Editor's Commentary - 5α-reductase type 3 expression in human benign and malignant tissues: A comparative analysis during prostate cancer progression

BERKELEY, CA (UroToday.com) - In a recent article in The Prostate, Dr. Jim Mohler and colleagues report on the third isozyme of human 5α-reductase (5α-reductase-3) and biocharacterize it in prostate cancer (CaP).

5α-reductase types I and II are important in conversion of testosterone to dihydrotestosterone and target in the treatment of BPH. 5α-reductase-3 was identified by mining the Human Genome Project database.

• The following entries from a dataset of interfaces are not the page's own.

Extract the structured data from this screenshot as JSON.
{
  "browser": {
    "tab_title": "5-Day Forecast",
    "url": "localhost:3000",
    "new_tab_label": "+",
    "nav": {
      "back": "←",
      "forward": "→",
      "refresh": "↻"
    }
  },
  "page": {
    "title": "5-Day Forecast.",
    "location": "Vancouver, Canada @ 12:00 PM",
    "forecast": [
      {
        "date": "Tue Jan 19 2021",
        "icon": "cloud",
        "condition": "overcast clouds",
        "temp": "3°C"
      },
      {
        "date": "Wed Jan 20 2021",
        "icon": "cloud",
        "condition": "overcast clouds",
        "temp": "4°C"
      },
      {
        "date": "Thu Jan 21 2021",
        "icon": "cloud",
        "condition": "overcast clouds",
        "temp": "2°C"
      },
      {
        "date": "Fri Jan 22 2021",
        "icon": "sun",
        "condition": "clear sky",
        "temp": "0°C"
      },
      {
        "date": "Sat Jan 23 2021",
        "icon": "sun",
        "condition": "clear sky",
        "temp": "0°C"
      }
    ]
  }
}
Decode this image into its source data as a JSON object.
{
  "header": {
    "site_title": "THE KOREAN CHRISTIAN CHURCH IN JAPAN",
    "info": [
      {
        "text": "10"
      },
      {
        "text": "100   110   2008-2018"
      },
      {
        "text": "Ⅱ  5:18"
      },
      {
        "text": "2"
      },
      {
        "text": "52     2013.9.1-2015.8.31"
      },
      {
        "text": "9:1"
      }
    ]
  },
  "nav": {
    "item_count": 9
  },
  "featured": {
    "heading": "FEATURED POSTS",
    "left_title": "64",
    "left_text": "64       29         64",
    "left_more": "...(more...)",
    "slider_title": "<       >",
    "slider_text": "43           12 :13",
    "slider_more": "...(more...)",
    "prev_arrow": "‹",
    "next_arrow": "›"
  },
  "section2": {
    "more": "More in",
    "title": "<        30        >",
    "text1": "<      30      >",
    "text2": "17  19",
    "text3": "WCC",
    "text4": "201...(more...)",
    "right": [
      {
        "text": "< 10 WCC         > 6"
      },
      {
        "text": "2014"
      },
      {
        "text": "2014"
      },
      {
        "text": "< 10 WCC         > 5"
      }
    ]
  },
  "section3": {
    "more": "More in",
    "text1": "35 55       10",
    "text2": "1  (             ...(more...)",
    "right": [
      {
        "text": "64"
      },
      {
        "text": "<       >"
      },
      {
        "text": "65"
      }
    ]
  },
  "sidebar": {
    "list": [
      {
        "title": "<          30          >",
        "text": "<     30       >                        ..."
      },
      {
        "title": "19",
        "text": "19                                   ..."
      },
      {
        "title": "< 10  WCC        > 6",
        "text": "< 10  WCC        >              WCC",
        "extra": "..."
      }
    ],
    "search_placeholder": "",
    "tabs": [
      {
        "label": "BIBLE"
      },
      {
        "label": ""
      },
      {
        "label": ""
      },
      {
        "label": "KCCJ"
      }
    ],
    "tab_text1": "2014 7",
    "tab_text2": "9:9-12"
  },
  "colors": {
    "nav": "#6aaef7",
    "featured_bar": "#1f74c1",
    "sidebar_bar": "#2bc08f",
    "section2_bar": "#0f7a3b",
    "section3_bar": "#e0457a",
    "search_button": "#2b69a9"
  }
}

These investigators sought to analyze the expression of 5α-reductase-3 in human tissues with emphasis during prostate carcinogenesis and progression.

They found 5α-reductase-3 expression at the mRNA level was increased in CaP cell lines compared to benign prostate cell lines. Results however varied with regard to immunoreactivity at the protein level. High levels of 5α-reductase-3 were found in some benign human tissues to include skin, kidney, liver, skeletal muscle myometrium and pancreas. 5α-reductase-3 was usually within the cytoplasm, but with intense expression, perinuclear localization was also seen. In malignant tissues, there was variation between organs and patients. Only malignant breast, testis, lung, and thyroid tissues had clear expression compared to their benign counterpart tissues. Studies in prostate tissues suggest that 5α-reductase-3 expression is in the basal cell compartment. Low levels were observed in luminal epithelial cells. In high grade PIN, staining of 5α-reductase-3 was found in both basal cells and luminal epithelial cells. The immunostaining of 5α-reductase-3 had similar cytoplasmic intensity in androgen-stimulated and castration-resistant CaP. The 5α-reductase-3 staining was confirmed by co-localization with AMACR. The further understanding of 5α-reductase-3 in CaP may hold clues regarding androgen regulation.

Godoy A, Kawinski E, Li Y, Oka D, Alexiev B, Azzouni F, Titus MA, Mohler JL


Prostate. 2010 Dec 28. Epub ahead of print.

PubMed Abstract
PMID: 21190263

UroToday.com Prostate Cancer Section